Cell phones, notebooks, laptops, video games, and television — all examples of great technological advances that add to our daily conveniences, yet have also contributed to some bad habits in both children and adults. Kids of all ages should be monitored when using various forms of media. Parents seem to understand this concept when dealing with cell phones, Internet usage and social media applications; however, the trusty old television set is often viewed as a safe distraction for children and adolescents.

On some levels this assumption may be true, but it is important that parents understand just how much influence television shows can have on their younger children. In fact, the American Academy of Pediatrics has recommended that children under the age of two should watch no television, and children age 2 and older be limited to two hours or less daily.

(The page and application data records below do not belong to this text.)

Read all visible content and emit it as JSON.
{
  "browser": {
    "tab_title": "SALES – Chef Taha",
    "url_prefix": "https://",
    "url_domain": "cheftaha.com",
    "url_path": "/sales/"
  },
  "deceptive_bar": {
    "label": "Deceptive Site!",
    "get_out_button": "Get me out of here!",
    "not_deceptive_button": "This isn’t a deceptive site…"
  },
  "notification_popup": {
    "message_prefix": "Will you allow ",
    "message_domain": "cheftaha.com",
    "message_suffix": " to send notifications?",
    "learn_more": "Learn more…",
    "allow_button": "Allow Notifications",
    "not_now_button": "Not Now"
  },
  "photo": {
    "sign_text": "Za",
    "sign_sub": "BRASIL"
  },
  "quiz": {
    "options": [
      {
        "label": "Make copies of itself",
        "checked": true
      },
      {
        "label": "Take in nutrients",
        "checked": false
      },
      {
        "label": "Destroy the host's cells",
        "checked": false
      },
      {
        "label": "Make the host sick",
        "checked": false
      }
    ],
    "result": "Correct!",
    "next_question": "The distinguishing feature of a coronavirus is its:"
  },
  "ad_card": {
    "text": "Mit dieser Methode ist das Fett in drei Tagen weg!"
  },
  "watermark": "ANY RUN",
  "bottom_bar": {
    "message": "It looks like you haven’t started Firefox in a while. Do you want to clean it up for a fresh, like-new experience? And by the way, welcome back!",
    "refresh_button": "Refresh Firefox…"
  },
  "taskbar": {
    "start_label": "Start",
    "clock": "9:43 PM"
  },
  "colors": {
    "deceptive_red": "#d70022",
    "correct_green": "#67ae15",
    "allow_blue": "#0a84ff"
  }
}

Children, especially in the early years of development, have difficulty understanding the difference between what is real and what is pretend, making it especially important to monitor the images they see on TV. The following tips can help establish healthy television habits that will grow with your child versus trying to undo habits that are established early in life.

Reduce the number of sets in the home. It is not uncommon to find households with a television in every room of the house. There really is no need to have television sets in the bedrooms or bathrooms or even the kitchen. The more television sets in the house, the harder it will be to limit or monitor how much time your children spend watching television.

Pay attention to what is on the tube. Just because a show is appearing on a "children's" station does not necessarily mean the content is appropriate for all children. Choose age-appropriate shows and watch them with your children, versus simply turning on the television and going about other household chores. Busy parents are often trying to accomplish several tasks at one time, but using the television as a babysitter will never result in good habits. In fact, younger children can easily become frightened or confused by the images on television, which can fuel an already active imagination.

Encourage other activities that do not include the television. The television itself is not inherently bad. It is the amount of time children are spending in front of the television and a lack of parental monitoring that can lead to bad habits. By making TV less convenient and actively engaging your children in other activities, you can make this pastime one that is enjoyed when available but not something that occupies hours of your child's day.

Pay close attention to the amount of time children and teens spend in front of the television set. We've all seen the "zoned out" look that accompanies too much TV time. When the glazed look appears, turn off the TV, no matter how much time has passed.